Children learn to describe, compare and record a range of measurements of both discrete and continuous quantities. They become familiar with using standard units to measure quantities and begin to estimate and measure with increasing accuracy. This leads to children being able to use scales correctly, and to selecting and using the most appropriate tool for completing the measurement which they are attempting. The concept of measurement of time is then introduced. They acquire skills for converting between different measurements of the same quantities. Children are then able to complete specified measurements (such as angles) and calculations (such as perimeter, area and volume). Links to fractions are made explicit. Learning in measurement gives children the opportunity to practise skills learned in other areas of the Mathematics curriculum, giving them a context in which to explore number and calculate.


Learning begins with recognising different shapes within patterns and being able to replicate patterns using different shapes. Children are then taught to recognise and name different 2D and 3D shapes. This is followed by acquiring knowledge about the properties of these shapes, so that they can be correctly classified. Vocabulary such as symmetry, parallel and perpendicular is learned to enable this. Links are made to learning in both fractions and measurement. Children learn to link nets to their respective 3D shapes, construct shapes, and transform shapes on a coordinate grid.


Children learn to record numerical information visually using charts and diagrams. They progress to finding information from a range of data presentations to answer questions and solve problems. They learn to construct more accurate graphical representations of data using scales, moving onto drawing line graphs and constructing pie charts, and interpreting these.


Through the use of the intent, implementation and impact approach below, we have designed an action plan that aims to achieve specific endpoints. By the end of Key Stage 1, pupils will have been given the opportunity to develop their number, calculation, measure and shape skills. This will have been achieved by focusing on the use of concrete examples to illustrate and explain the relationships they encounter when learning in mathematics.

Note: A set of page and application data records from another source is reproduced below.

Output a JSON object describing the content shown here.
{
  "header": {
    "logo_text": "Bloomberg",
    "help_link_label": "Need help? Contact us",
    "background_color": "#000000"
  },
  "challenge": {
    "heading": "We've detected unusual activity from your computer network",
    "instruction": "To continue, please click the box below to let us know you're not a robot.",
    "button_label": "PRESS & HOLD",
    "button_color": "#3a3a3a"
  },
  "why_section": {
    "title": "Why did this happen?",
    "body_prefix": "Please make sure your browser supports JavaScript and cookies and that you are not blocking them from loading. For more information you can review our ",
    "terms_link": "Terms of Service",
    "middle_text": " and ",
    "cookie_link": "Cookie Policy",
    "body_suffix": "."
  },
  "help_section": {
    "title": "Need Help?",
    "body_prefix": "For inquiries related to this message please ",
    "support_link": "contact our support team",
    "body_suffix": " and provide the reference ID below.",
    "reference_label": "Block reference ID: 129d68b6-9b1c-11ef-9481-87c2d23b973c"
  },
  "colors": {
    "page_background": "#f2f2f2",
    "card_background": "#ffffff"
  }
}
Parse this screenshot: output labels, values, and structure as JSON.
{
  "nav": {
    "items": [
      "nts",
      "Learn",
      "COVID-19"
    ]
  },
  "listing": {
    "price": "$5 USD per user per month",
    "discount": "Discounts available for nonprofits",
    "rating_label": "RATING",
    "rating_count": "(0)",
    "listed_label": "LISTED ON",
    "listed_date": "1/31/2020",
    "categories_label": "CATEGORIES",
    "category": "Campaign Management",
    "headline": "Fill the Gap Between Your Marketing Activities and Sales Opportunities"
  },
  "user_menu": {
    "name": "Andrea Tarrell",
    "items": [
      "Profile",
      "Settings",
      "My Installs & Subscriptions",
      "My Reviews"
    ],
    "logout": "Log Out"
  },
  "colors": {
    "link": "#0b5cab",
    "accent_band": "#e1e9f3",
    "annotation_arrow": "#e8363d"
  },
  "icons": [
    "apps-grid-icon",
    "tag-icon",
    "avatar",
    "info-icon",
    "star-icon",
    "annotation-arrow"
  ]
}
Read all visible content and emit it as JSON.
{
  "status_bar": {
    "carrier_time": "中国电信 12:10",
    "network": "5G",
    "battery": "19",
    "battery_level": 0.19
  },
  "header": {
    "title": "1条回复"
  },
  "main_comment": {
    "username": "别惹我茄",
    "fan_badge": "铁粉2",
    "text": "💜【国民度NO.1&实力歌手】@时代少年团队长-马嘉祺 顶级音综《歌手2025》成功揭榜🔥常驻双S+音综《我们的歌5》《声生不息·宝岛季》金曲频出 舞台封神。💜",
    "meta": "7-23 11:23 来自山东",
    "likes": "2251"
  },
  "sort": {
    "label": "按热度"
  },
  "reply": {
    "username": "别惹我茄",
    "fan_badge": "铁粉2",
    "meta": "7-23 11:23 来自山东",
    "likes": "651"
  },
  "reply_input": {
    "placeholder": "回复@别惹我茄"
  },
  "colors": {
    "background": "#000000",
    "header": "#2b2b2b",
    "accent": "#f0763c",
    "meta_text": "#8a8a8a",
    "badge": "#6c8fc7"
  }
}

By the end of Key Stage 2 we want children to be able to use mathematical skills fluently to explore the full range of concepts which the curriculum delivers. They will have progressed from the concrete to be able to apply their skills in abstract, without the need for physical materials to enable them to calculate, instead relying on the numbers themselves as representations of the quantities which are being used. We want them to use these skills beyond the confines of the Mathematics curriculum in the whole range of learning opportunities they are provided, through careful cross-curricular planning. Children will be able to approach problems and unfamiliar situations with confidence, and be able to apply these skills across all aspects of their learning and beyond their in-class experiences. We want children to meet the expected national standard but for those children not meeting the standard by the end of Key Stage 1 we want pupils to have made more than expected progress towards the expected standard at Key Stage 2. Children will have developed mathematical fluency through acquisition of the KIRFs. They will be able to calculate accurately and efficiently. They will have acquired all the skills required to continue their studies beyond primary school.

Subject Action Plan